The facility employs more than 120 traveling health care workers.

That equates to nearly 20% of the hospital’s entire workforce, most of whom are nurses.

Without them, patient care is at risk.

The next round of traveling workers is expected to arrive in less than a month and many have no place to stay.

They’ll boost the number of traveling staff at the facility to more than 150.


“If we don’t have these nurses, we can’t provide the level of care that we want to provide for our patients,” said Director of Patient Care Services Renee Shove.

Diane Hale, regional chief nurse executive, added that a key barrier to recruiting and retaining staff is affordable housing. In fact, the situation has only gotten worse over the last several years.

Registered traveling nurse Greta Dospoy knows that all too well.

“It’s expensive to get here.
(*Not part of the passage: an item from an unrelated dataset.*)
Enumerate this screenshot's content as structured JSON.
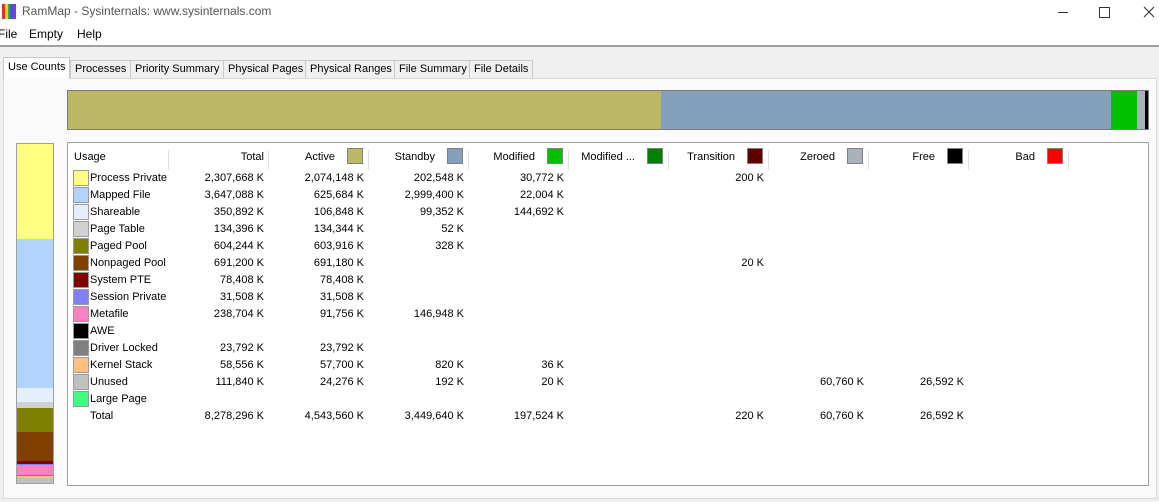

It’s expensive to stay here and you also have to rent a car,” said Dospoy, who arrived in Kona in July 2022 for her second stint at the hospital.

The dearth of affordable housing is why hospital staff recently started a Facebook page aimed at connecting caregivers with furnished rental units and rental cars.

They’re urging residents and real estate agents in and around Kona to advertise their open units as soon as possible.

The next round of staff is expected to arrive March 20.

“A lot of our agency staff either travel with families or they travel with other agency staff,” Shove said. “So we have people looking for studio apartments all the way up to three-bedroom houses.”

Meanwhile, hospital leadership says it’s looking for more long term solutions.

They’ve even recently acquired a rental unit of their own.

“It’s a little two-bedroom, one-bath apartment we’ve been able to furnish and get ready for rent,” Hale said. “And we’re hoping to get somebody in there this next month.”

It’s a start, but nowhere near what’s required to fill the immediate need.

Shove said, “We would like to have 150 places we could continually have open and ready for our staff.”

With no place to live, caregivers could cancel their contracts, putting the public’s access to health care at risk.

“We’re having to do overtime for our own staff and burnout is a real thing,” Hale said.

Contracts for traveling caregivers typically start at 13 weeks and can be extended up to a year.